For Erin, this has been a sort of epiphany … an “intuitive grasp of reality through something (such as an event) usually simple and striking.”  It brought into focus for her the struggles of her heart through the past several years, and turned it back toward her Savior. You can read her “announcement” here.

I confess, in those early days after the news was brought to light, I struggled. Mostly in mourning for the life I’d imagined for our daughter. The good life that I now imagined to have been derailed. I couldn’t stop the tears as we sat in the waiting room of the crisis pregnancy center, and she filled out the paperwork.  I’d become forgetful of how God works and short-sighted regarding His purposes. But not long after, God began to do a work in my heart.

Who of us would live the good life God has for us, the abundant, growing, leaning, trusting, victorious life He wants for us…without trials?  We think we know what Job meant, when he stated in confidence that he would “come forth as gold” after his life was rocked to the core and he lost pretty much everything on this horizontal plain but the air in his lungs. We don’t know, until we know.  Hindsight is 20/20, they say.  The “good” in Romans 8:28,29 linked to above is to be conformed, molded, and changed into the image of the Lord Jesus. To become more like Him. That “good” is definitely not out of Erin’s reach. Not at all. He is a God of hope and healing. As a matter of fact, realizing how empty we are without Him makes us desire it more.
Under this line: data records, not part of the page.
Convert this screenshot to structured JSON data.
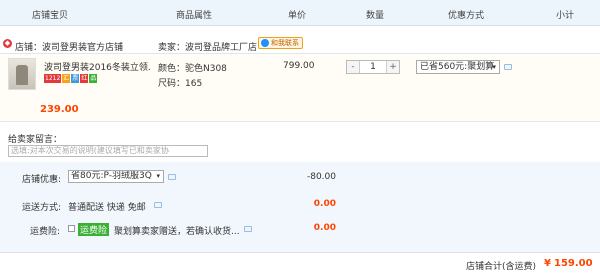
{
  "header": {
    "shop_item": "店铺宝贝",
    "attributes": "商品属性",
    "unit_price": "单价",
    "quantity": "数量",
    "promo": "优惠方式",
    "subtotal": "小计"
  },
  "shop": {
    "label": "店铺：波司登男装官方店铺",
    "seller": "卖家：波司登品牌工厂店",
    "chat_badge": "和我联系"
  },
  "item": {
    "title": "波司登男装2016冬装立领...",
    "tags": [
      "1212",
      "汇",
      "票",
      "红",
      "品"
    ],
    "color_attr": "颜色：驼色N308",
    "size_attr": "尺码：165",
    "price": "799.00",
    "qty_minus": "-",
    "qty_value": "1",
    "qty_plus": "+",
    "promo_select": "已省560元:聚划算",
    "subtotal": "239.00"
  },
  "remark": {
    "label": "给卖家留言：",
    "placeholder": "选填:对本次交易的说明(建议填写已和卖家协"
  },
  "shop_discount": {
    "label": "店铺优惠:",
    "select": "省80元:P-羽绒服3Q",
    "amount": "-80.00"
  },
  "shipping": {
    "label": "运送方式:",
    "value": "普通配送 快递 免邮",
    "amount": "0.00"
  },
  "insurance": {
    "label": "运费险:",
    "tag": "运费险",
    "text": "聚划算卖家赠送，若确认收货...",
    "amount": "0.00"
  },
  "total": {
    "label": "店铺合计(含运费)",
    "currency": "¥",
    "value": "159.00"
  },
  "colors": {
    "accent": "#ff4400",
    "header_bg": "#ecf5fc",
    "panel_bg": "#f2f7fd"
  }
}
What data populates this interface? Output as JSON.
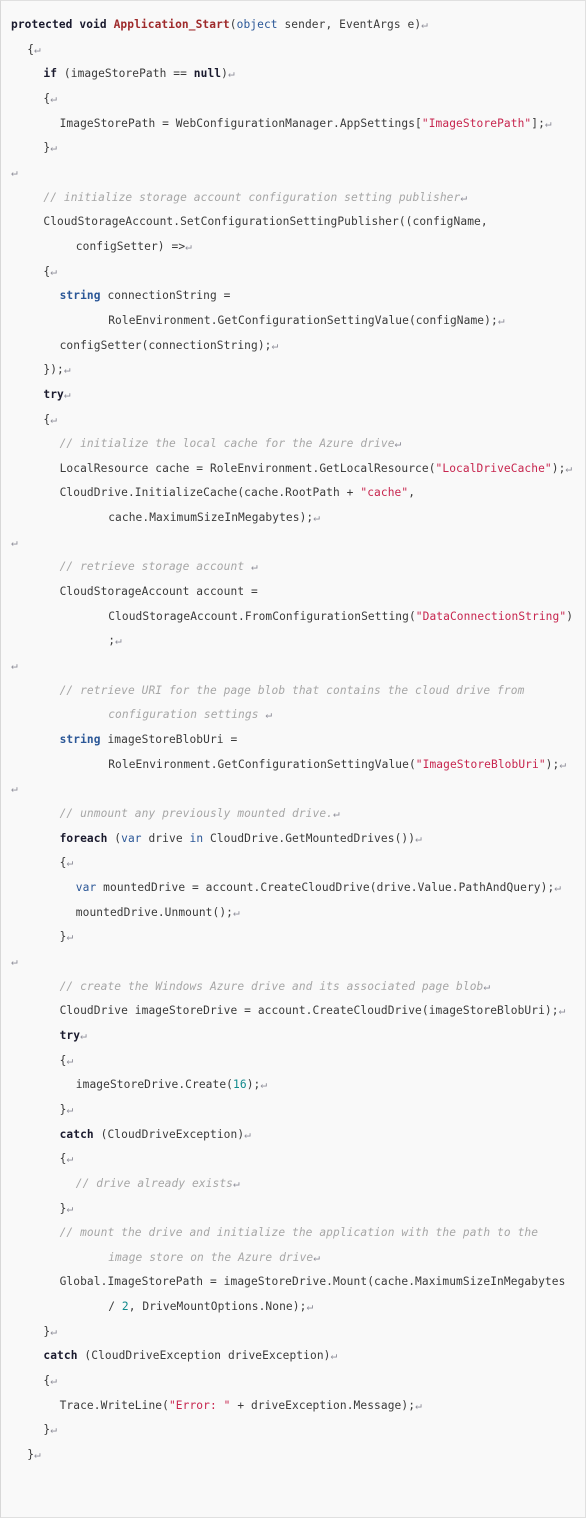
{
  "colors": {
    "background": "#f9f9f9",
    "border": "#e0e0e0",
    "text": "#3a3a3a",
    "keyword": "#1a1a2e",
    "type": "#2b5797",
    "function": "#9e2a2b",
    "string": "#c7254e",
    "number": "#10898c",
    "comment": "#a6a6a6",
    "pilcrow": "#8f8f9a"
  },
  "language": "csharp",
  "pilcrow_glyph": "↵",
  "code": {
    "plain_text": "protected void Application_Start(object sender, EventArgs e)↵\n    {↵\n      if (imageStorePath == null)↵\n      {↵\n        ImageStorePath = WebConfigurationManager.AppSettings[\"ImageStorePath\"];↵\n      }↵\n↵\n      // initialize storage account configuration setting publisher↵\n      CloudStorageAccount.SetConfigurationSettingPublisher((configName, configSetter) =>↵\n      {↵\n        string connectionString = RoleEnvironment.GetConfigurationSettingValue(configName);↵\n        configSetter(connectionString);↵\n      });↵\n      try↵\n      {↵\n        // initialize the local cache for the Azure drive↵\n        LocalResource cache = RoleEnvironment.GetLocalResource(\"LocalDriveCache\");↵\n        CloudDrive.InitializeCache(cache.RootPath + \"cache\", cache.MaximumSizeInMegabytes);↵\n↵\n        // retrieve storage account ↵\n        CloudStorageAccount account = CloudStorageAccount.FromConfigurationSetting(\"DataConnectionString\");↵\n↵\n        // retrieve URI for the page blob that contains the cloud drive from configuration settings ↵\n        string imageStoreBlobUri = RoleEnvironment.GetConfigurationSettingValue(\"ImageStoreBlobUri\");↵\n↵\n        // unmount any previously mounted drive.↵\n        foreach (var drive in CloudDrive.GetMountedDrives())↵\n        {↵\n          var mountedDrive = account.CreateCloudDrive(drive.Value.PathAndQuery);↵\n          mountedDrive.Unmount();↵\n        }↵\n↵\n        // create the Windows Azure drive and its associated page blob↵\n        CloudDrive imageStoreDrive = account.CreateCloudDrive(imageStoreBlobUri);↵\n        try↵\n        {↵\n          imageStoreDrive.Create(16);↵\n        }↵\n        catch (CloudDriveException)↵\n        {↵\n          // drive already exists↵\n        }↵\n        // mount the drive and initialize the application with the path to the image store on the Azure drive↵\n        Global.ImageStorePath = imageStoreDrive.Mount(cache.MaximumSizeInMegabytes / 2, DriveMountOptions.None);↵\n      }↵\n      catch (CloudDriveException driveException)↵\n      {↵\n        Trace.WriteLine(\"Error: \" + driveException.Message);↵\n      }↵\n  }↵",
    "lines": [
      {
        "indent": 0,
        "tokens": [
          {
            "t": "protected",
            "c": "kw"
          },
          {
            "t": " ",
            "c": "plain"
          },
          {
            "t": "void",
            "c": "kw"
          },
          {
            "t": " ",
            "c": "plain"
          },
          {
            "t": "Application_Start",
            "c": "fn"
          },
          {
            "t": "(",
            "c": "plain"
          },
          {
            "t": "object",
            "c": "type"
          },
          {
            "t": " sender, EventArgs e)",
            "c": "plain"
          },
          {
            "t": "↵",
            "c": "pilcrow"
          }
        ]
      },
      {
        "indent": 1,
        "tokens": [
          {
            "t": "{",
            "c": "plain"
          },
          {
            "t": "↵",
            "c": "pilcrow"
          }
        ]
      },
      {
        "indent": 2,
        "tokens": [
          {
            "t": "if",
            "c": "kw"
          },
          {
            "t": " (imageStorePath == ",
            "c": "plain"
          },
          {
            "t": "null",
            "c": "kw"
          },
          {
            "t": ")",
            "c": "plain"
          },
          {
            "t": "↵",
            "c": "pilcrow"
          }
        ]
      },
      {
        "indent": 2,
        "tokens": [
          {
            "t": "{",
            "c": "plain"
          },
          {
            "t": "↵",
            "c": "pilcrow"
          }
        ]
      },
      {
        "indent": 3,
        "tokens": [
          {
            "t": "ImageStorePath = WebConfigurationManager.AppSettings[",
            "c": "plain"
          },
          {
            "t": "\"ImageStorePath\"",
            "c": "str"
          },
          {
            "t": "];",
            "c": "plain"
          },
          {
            "t": "↵",
            "c": "pilcrow"
          }
        ]
      },
      {
        "indent": 2,
        "tokens": [
          {
            "t": "}",
            "c": "plain"
          },
          {
            "t": "↵",
            "c": "pilcrow"
          }
        ]
      },
      {
        "indent": 0,
        "tokens": [
          {
            "t": "↵",
            "c": "pilcrow"
          }
        ]
      },
      {
        "indent": 2,
        "tokens": [
          {
            "t": "// initialize storage account configuration setting publisher",
            "c": "cmt"
          },
          {
            "t": "↵",
            "c": "pilcrow"
          }
        ]
      },
      {
        "indent": 2,
        "tokens": [
          {
            "t": "CloudStorageAccount.SetConfigurationSettingPublisher((configName, configSetter) =>",
            "c": "plain"
          },
          {
            "t": "↵",
            "c": "pilcrow"
          }
        ]
      },
      {
        "indent": 2,
        "tokens": [
          {
            "t": "{",
            "c": "plain"
          },
          {
            "t": "↵",
            "c": "pilcrow"
          }
        ]
      },
      {
        "indent": 3,
        "tokens": [
          {
            "t": "string",
            "c": "typeb"
          },
          {
            "t": " connectionString = RoleEnvironment.GetConfigurationSettingValue(configName);",
            "c": "plain"
          },
          {
            "t": "↵",
            "c": "pilcrow"
          }
        ]
      },
      {
        "indent": 3,
        "tokens": [
          {
            "t": "configSetter(connectionString);",
            "c": "plain"
          },
          {
            "t": "↵",
            "c": "pilcrow"
          }
        ]
      },
      {
        "indent": 2,
        "tokens": [
          {
            "t": "});",
            "c": "plain"
          },
          {
            "t": "↵",
            "c": "pilcrow"
          }
        ]
      },
      {
        "indent": 2,
        "tokens": [
          {
            "t": "try",
            "c": "kw"
          },
          {
            "t": "↵",
            "c": "pilcrow"
          }
        ]
      },
      {
        "indent": 2,
        "tokens": [
          {
            "t": "{",
            "c": "plain"
          },
          {
            "t": "↵",
            "c": "pilcrow"
          }
        ]
      },
      {
        "indent": 3,
        "tokens": [
          {
            "t": "// initialize the local cache for the Azure drive",
            "c": "cmt"
          },
          {
            "t": "↵",
            "c": "pilcrow"
          }
        ]
      },
      {
        "indent": 3,
        "tokens": [
          {
            "t": "LocalResource cache = RoleEnvironment.GetLocalResource(",
            "c": "plain"
          },
          {
            "t": "\"LocalDriveCache\"",
            "c": "str"
          },
          {
            "t": ");",
            "c": "plain"
          },
          {
            "t": "↵",
            "c": "pilcrow"
          }
        ]
      },
      {
        "indent": 3,
        "tokens": [
          {
            "t": "CloudDrive.InitializeCache(cache.RootPath + ",
            "c": "plain"
          },
          {
            "t": "\"cache\"",
            "c": "str"
          },
          {
            "t": ", cache.MaximumSizeInMegabytes);",
            "c": "plain"
          },
          {
            "t": "↵",
            "c": "pilcrow"
          }
        ]
      },
      {
        "indent": 0,
        "tokens": [
          {
            "t": "↵",
            "c": "pilcrow"
          }
        ]
      },
      {
        "indent": 3,
        "tokens": [
          {
            "t": "// retrieve storage account ",
            "c": "cmt"
          },
          {
            "t": "↵",
            "c": "pilcrow"
          }
        ]
      },
      {
        "indent": 3,
        "tokens": [
          {
            "t": "CloudStorageAccount account = CloudStorageAccount.FromConfigurationSetting(",
            "c": "plain"
          },
          {
            "t": "\"DataConnectionString\"",
            "c": "str"
          },
          {
            "t": ");",
            "c": "plain"
          },
          {
            "t": "↵",
            "c": "pilcrow"
          }
        ]
      },
      {
        "indent": 0,
        "tokens": [
          {
            "t": "↵",
            "c": "pilcrow"
          }
        ]
      },
      {
        "indent": 3,
        "tokens": [
          {
            "t": "// retrieve URI for the page blob that contains the cloud drive from configuration settings ",
            "c": "cmt"
          },
          {
            "t": "↵",
            "c": "pilcrow"
          }
        ]
      },
      {
        "indent": 3,
        "tokens": [
          {
            "t": "string",
            "c": "typeb"
          },
          {
            "t": " imageStoreBlobUri = RoleEnvironment.GetConfigurationSettingValue(",
            "c": "plain"
          },
          {
            "t": "\"ImageStoreBlobUri\"",
            "c": "str"
          },
          {
            "t": ");",
            "c": "plain"
          },
          {
            "t": "↵",
            "c": "pilcrow"
          }
        ]
      },
      {
        "indent": 0,
        "tokens": [
          {
            "t": "↵",
            "c": "pilcrow"
          }
        ]
      },
      {
        "indent": 3,
        "tokens": [
          {
            "t": "// unmount any previously mounted drive.",
            "c": "cmt"
          },
          {
            "t": "↵",
            "c": "pilcrow"
          }
        ]
      },
      {
        "indent": 3,
        "tokens": [
          {
            "t": "foreach",
            "c": "kw"
          },
          {
            "t": " (",
            "c": "plain"
          },
          {
            "t": "var",
            "c": "type"
          },
          {
            "t": " drive ",
            "c": "plain"
          },
          {
            "t": "in",
            "c": "type"
          },
          {
            "t": " CloudDrive.GetMountedDrives())",
            "c": "plain"
          },
          {
            "t": "↵",
            "c": "pilcrow"
          }
        ]
      },
      {
        "indent": 3,
        "tokens": [
          {
            "t": "{",
            "c": "plain"
          },
          {
            "t": "↵",
            "c": "pilcrow"
          }
        ]
      },
      {
        "indent": 4,
        "tokens": [
          {
            "t": "var",
            "c": "type"
          },
          {
            "t": " mountedDrive = account.CreateCloudDrive(drive.Value.PathAndQuery);",
            "c": "plain"
          },
          {
            "t": "↵",
            "c": "pilcrow"
          }
        ]
      },
      {
        "indent": 4,
        "tokens": [
          {
            "t": "mountedDrive.Unmount();",
            "c": "plain"
          },
          {
            "t": "↵",
            "c": "pilcrow"
          }
        ]
      },
      {
        "indent": 3,
        "tokens": [
          {
            "t": "}",
            "c": "plain"
          },
          {
            "t": "↵",
            "c": "pilcrow"
          }
        ]
      },
      {
        "indent": 0,
        "tokens": [
          {
            "t": "↵",
            "c": "pilcrow"
          }
        ]
      },
      {
        "indent": 3,
        "tokens": [
          {
            "t": "// create the Windows Azure drive and its associated page blob",
            "c": "cmt"
          },
          {
            "t": "↵",
            "c": "pilcrow"
          }
        ]
      },
      {
        "indent": 3,
        "tokens": [
          {
            "t": "CloudDrive imageStoreDrive = account.CreateCloudDrive(imageStoreBlobUri);",
            "c": "plain"
          },
          {
            "t": "↵",
            "c": "pilcrow"
          }
        ]
      },
      {
        "indent": 3,
        "tokens": [
          {
            "t": "try",
            "c": "kw"
          },
          {
            "t": "↵",
            "c": "pilcrow"
          }
        ]
      },
      {
        "indent": 3,
        "tokens": [
          {
            "t": "{",
            "c": "plain"
          },
          {
            "t": "↵",
            "c": "pilcrow"
          }
        ]
      },
      {
        "indent": 4,
        "tokens": [
          {
            "t": "imageStoreDrive.Create(",
            "c": "plain"
          },
          {
            "t": "16",
            "c": "num"
          },
          {
            "t": ");",
            "c": "plain"
          },
          {
            "t": "↵",
            "c": "pilcrow"
          }
        ]
      },
      {
        "indent": 3,
        "tokens": [
          {
            "t": "}",
            "c": "plain"
          },
          {
            "t": "↵",
            "c": "pilcrow"
          }
        ]
      },
      {
        "indent": 3,
        "tokens": [
          {
            "t": "catch",
            "c": "kw"
          },
          {
            "t": " (CloudDriveException)",
            "c": "plain"
          },
          {
            "t": "↵",
            "c": "pilcrow"
          }
        ]
      },
      {
        "indent": 3,
        "tokens": [
          {
            "t": "{",
            "c": "plain"
          },
          {
            "t": "↵",
            "c": "pilcrow"
          }
        ]
      },
      {
        "indent": 4,
        "tokens": [
          {
            "t": "// drive already exists",
            "c": "cmt"
          },
          {
            "t": "↵",
            "c": "pilcrow"
          }
        ]
      },
      {
        "indent": 3,
        "tokens": [
          {
            "t": "}",
            "c": "plain"
          },
          {
            "t": "↵",
            "c": "pilcrow"
          }
        ]
      },
      {
        "indent": 3,
        "tokens": [
          {
            "t": "// mount the drive and initialize the application with the path to the image store on the Azure drive",
            "c": "cmt"
          },
          {
            "t": "↵",
            "c": "pilcrow"
          }
        ]
      },
      {
        "indent": 3,
        "tokens": [
          {
            "t": "Global.ImageStorePath = imageStoreDrive.Mount(cache.MaximumSizeInMegabytes / ",
            "c": "plain"
          },
          {
            "t": "2",
            "c": "num"
          },
          {
            "t": ", DriveMountOptions.None);",
            "c": "plain"
          },
          {
            "t": "↵",
            "c": "pilcrow"
          }
        ]
      },
      {
        "indent": 2,
        "tokens": [
          {
            "t": "}",
            "c": "plain"
          },
          {
            "t": "↵",
            "c": "pilcrow"
          }
        ]
      },
      {
        "indent": 2,
        "tokens": [
          {
            "t": "catch",
            "c": "kw"
          },
          {
            "t": " (CloudDriveException driveException)",
            "c": "plain"
          },
          {
            "t": "↵",
            "c": "pilcrow"
          }
        ]
      },
      {
        "indent": 2,
        "tokens": [
          {
            "t": "{",
            "c": "plain"
          },
          {
            "t": "↵",
            "c": "pilcrow"
          }
        ]
      },
      {
        "indent": 3,
        "tokens": [
          {
            "t": "Trace.WriteLine(",
            "c": "plain"
          },
          {
            "t": "\"Error: \"",
            "c": "str"
          },
          {
            "t": " + driveException.Message);",
            "c": "plain"
          },
          {
            "t": "↵",
            "c": "pilcrow"
          }
        ]
      },
      {
        "indent": 2,
        "tokens": [
          {
            "t": "}",
            "c": "plain"
          },
          {
            "t": "↵",
            "c": "pilcrow"
          }
        ]
      },
      {
        "indent": 1,
        "tokens": [
          {
            "t": "}",
            "c": "plain"
          },
          {
            "t": "↵",
            "c": "pilcrow"
          }
        ]
      }
    ]
  }
}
In our first discussion, I told Erin I was so thankful that she’d made the first right choice: to keep the child. Life is precious. I assured her that, no matter how life comes to be, it is God who allows a heartbeat–and therefore I was sure He had a purpose. At that point, it was hard to really read what else was going on in her heart and mind. She told me days later that she wanted to make a public announcement so that everyone (because especially in these situations, everyone will hear eventually) would know the whole story. I told her she needed to take it slow, pray over her words and choose them carefully…because she’d get one opportunity to put it “out there” and we wanted God to use it for good. I’ve done much the same thing for the post you are now reading. Erin crafted a draft and sent it to me. I was so proud of her courage and how well she articulated her feelings and wove them together with relevant scriptural truth.  We received so many responses, assuring us of love and prayers and support. I also received numerous private messages from friends who said they were so grateful we allowed them into this story.  If the past several years have taught me anything, it’s that trials come into our lives for the sake of others who are looking on, as well as for what God wants to accomplish in us personally. We need to ask Him for the strength and bravery to embrace that and not hide away in a corner. Satan wishes to paralyze us. God wishes to empower us. So many are hoping for someone to show them how to live victoriously and grace-fully.

So now, I try to offer hope on this new road while I’m simultaneously trying to figure out what it’s supposed to look like from day to day. This kind of multitasking is on a whole new level for me; but I know that, with her heart leaning upon the Lord, and with His help, Erin will be a wonderful mommy. She’s always had lots of love in her heart for children. This innocent little life is to be cherished.

I sent Erin an early “nesting” Mother’s Day gift that I had custom-made for her …something to remind her that she’s not alone, and although it may be a challenging road,  it can still be a very sweet one.

You can know this too. If you are feeling paralyzed in a hard place, please message me so I can pray for you.